In the first year we moved to Atlanta, there was a snowstorm. My wife and I took pictures of our snow-covered cars for family in Florida. It was really fun.
The seasons changed, and I appreciated all that God had to offer in creation. During the second or third year here, however, I started to feel different in the winter time.
I believe it was the dead winter of 2004 that I went to a friend to tell her that I had feelings of isolation and depression that I had never felt before in my life. She recommended a therapist, and I went with great results.
Spring came, and I recovered quite well from the whole ordeal. Our first child had her first birthday. Things moved right along.
Then, when winter hit again the following year, those same feelings erupted. I became lethargic; I gained weight. Although my withdrawal wasn’t as severe as the previous winter, I definitely felt different.
I noticed a pattern. Winter came and I would get severe mood swings. Finally, when one winter in 2010 proved mild and I still got melancholy, I got scared: spring came along, but I never recovered.
I was burned out, and my family noticed a difference.
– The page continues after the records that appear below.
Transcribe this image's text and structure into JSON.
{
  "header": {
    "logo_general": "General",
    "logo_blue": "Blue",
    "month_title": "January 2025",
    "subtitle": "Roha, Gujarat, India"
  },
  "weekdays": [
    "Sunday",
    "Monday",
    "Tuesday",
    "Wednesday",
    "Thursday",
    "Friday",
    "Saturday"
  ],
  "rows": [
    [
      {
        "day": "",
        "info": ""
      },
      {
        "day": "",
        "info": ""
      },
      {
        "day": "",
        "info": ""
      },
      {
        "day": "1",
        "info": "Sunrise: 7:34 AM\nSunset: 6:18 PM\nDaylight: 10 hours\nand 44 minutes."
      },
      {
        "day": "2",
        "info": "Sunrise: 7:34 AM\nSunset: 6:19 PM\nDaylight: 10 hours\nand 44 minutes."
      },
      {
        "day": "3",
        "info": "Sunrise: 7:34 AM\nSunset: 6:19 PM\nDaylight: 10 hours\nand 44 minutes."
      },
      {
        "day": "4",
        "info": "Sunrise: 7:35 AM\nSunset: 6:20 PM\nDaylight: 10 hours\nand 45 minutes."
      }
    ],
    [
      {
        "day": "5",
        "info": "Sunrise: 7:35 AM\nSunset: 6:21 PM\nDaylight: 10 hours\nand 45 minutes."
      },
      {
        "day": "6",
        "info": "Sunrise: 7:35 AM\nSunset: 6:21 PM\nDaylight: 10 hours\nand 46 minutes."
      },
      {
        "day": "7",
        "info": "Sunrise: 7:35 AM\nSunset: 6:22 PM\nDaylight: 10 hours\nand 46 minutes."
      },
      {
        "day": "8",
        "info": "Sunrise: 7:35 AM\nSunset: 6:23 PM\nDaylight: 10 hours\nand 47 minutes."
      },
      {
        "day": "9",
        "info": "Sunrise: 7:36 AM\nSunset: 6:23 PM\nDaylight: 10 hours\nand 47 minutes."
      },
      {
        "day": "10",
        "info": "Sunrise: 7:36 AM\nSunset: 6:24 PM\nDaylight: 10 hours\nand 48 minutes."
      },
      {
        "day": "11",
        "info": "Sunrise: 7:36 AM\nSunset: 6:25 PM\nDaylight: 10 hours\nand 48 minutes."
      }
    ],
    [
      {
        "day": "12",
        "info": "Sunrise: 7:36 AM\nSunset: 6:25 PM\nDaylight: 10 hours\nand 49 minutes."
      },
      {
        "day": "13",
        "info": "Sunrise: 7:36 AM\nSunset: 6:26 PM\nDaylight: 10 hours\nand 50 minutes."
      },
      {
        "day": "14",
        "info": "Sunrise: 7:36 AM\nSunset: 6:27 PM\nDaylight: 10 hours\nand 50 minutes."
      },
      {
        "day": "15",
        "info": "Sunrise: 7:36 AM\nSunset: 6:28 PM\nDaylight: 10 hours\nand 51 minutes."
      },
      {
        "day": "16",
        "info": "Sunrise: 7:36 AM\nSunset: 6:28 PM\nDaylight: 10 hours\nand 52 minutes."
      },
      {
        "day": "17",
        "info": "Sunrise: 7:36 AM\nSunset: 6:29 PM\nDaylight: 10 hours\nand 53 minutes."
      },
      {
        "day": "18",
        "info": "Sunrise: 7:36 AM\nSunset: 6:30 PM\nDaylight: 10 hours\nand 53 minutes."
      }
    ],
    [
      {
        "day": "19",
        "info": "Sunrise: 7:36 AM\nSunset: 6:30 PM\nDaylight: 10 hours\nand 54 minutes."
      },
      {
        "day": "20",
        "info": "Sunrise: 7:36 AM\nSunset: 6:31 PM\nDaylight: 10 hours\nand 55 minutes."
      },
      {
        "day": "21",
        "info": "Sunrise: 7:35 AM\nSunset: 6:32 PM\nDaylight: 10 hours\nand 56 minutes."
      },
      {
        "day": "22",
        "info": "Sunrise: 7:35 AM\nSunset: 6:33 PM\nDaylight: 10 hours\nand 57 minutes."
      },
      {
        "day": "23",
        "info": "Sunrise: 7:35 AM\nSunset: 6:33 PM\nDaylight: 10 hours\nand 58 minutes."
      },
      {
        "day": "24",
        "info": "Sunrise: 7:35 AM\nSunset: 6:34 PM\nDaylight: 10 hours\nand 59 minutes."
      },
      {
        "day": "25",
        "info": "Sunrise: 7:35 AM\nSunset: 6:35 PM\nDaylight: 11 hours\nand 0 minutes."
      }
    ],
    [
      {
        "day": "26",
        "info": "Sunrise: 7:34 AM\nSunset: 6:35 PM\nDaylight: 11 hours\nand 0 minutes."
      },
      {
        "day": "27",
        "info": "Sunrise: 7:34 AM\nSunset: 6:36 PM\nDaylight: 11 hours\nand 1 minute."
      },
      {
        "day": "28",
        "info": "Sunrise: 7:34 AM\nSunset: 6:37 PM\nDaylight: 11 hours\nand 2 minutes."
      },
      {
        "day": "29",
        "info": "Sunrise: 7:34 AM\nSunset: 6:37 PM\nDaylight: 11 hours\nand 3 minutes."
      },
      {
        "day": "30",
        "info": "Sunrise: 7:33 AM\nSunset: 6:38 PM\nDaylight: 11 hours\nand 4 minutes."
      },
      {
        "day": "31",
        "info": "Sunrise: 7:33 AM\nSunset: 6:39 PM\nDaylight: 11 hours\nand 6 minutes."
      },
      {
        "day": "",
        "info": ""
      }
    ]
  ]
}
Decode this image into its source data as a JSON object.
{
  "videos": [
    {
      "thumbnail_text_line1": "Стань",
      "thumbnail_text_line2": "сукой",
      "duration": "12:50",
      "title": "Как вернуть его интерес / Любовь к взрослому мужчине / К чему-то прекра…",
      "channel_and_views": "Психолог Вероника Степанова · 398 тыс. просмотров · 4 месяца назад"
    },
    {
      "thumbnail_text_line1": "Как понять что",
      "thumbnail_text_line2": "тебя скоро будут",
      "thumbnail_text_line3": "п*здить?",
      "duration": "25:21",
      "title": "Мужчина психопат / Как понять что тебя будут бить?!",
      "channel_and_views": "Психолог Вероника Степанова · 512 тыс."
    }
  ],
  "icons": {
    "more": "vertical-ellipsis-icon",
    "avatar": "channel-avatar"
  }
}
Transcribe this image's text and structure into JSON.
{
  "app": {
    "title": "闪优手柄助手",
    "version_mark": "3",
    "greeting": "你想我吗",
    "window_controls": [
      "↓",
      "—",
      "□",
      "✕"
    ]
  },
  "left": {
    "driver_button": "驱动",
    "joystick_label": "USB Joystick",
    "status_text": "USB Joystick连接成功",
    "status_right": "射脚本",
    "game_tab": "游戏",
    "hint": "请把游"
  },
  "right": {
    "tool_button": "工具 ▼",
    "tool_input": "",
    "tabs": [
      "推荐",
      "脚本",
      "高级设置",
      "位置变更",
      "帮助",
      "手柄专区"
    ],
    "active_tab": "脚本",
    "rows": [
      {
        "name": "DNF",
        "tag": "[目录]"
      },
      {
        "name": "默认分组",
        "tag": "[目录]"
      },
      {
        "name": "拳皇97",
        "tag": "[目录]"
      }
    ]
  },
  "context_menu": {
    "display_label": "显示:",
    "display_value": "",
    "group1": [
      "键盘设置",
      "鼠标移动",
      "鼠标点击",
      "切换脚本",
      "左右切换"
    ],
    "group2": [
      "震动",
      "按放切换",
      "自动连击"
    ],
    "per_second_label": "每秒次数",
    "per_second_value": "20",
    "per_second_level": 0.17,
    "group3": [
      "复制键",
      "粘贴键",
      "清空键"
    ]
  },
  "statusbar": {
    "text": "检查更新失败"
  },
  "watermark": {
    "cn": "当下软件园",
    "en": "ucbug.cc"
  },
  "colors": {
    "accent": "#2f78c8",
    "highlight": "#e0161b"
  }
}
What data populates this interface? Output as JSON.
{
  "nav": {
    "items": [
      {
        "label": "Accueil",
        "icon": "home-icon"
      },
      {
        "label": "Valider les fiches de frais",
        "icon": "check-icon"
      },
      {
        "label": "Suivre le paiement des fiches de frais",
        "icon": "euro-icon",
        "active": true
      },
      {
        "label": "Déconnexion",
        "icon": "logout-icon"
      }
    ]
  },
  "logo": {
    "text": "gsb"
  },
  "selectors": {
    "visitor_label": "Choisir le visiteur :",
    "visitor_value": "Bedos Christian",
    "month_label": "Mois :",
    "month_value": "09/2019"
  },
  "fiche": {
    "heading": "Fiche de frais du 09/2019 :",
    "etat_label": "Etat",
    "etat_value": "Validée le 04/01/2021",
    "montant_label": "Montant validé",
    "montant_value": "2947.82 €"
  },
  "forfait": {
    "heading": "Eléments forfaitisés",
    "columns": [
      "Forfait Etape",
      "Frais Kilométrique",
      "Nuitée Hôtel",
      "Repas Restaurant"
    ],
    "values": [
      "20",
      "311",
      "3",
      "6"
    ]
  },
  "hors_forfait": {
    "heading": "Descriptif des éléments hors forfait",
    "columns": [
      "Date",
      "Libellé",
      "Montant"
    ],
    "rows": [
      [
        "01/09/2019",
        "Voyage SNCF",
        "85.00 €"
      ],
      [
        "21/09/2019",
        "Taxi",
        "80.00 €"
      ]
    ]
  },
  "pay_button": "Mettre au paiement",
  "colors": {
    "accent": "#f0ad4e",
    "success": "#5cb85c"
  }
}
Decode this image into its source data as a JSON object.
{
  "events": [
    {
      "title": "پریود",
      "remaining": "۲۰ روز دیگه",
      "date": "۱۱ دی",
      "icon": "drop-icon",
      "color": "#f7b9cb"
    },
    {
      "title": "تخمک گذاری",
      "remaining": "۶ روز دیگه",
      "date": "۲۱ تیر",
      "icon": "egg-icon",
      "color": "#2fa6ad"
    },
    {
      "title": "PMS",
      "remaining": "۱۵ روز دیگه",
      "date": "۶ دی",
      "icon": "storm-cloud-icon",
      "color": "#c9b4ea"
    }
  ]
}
My best friend told me that I seemed depressed to him, and he mentioned on more than one occasion that I was always the life of the party, what had happened?
I realized that I was no different than roughly 6 percent of the U.S. population that struggles with what many doctors call Seasonal Affective Disorder or SAD. (During harsh winters, that percentage can get as high as 20 percent of a regional population.)
SAD is common among people who face harsh winters or, in the least, winters in which very little sunlight is available. It can be a symptom of mild depression on the one hand or, in severe cases, bipolar emotional disorder or chronic depression on the other hand.
The more I acknowledged my own wrestling match with this illness, the more I opened up about it with folks at church. Turns out I wasn’t alone: By the time March hit, I gathered an informal small support system of like-minded people who also faced depression during the winter season.
We inquire about our health every so often. We send encouraging texts and emails (especially on overcast days). We share resources, we laugh and commiserate together.
If you struggle with depression or SAD, you are not alone. There is hope in God and in the solace of others: Although “sorrow may last for the night, joy comes in the morning” (Psalm 30:5b).
I encourage you to seek help, speak with a trusted counselor, doctor or therapist, and hang in there.
The Rev. Joe LaGuardia is the senior pastor of Trinity Baptist Church, 301 Honey Creek Road, Conyers. Email him at firstname.lastname@example.org or visit www.trinityconyers.org.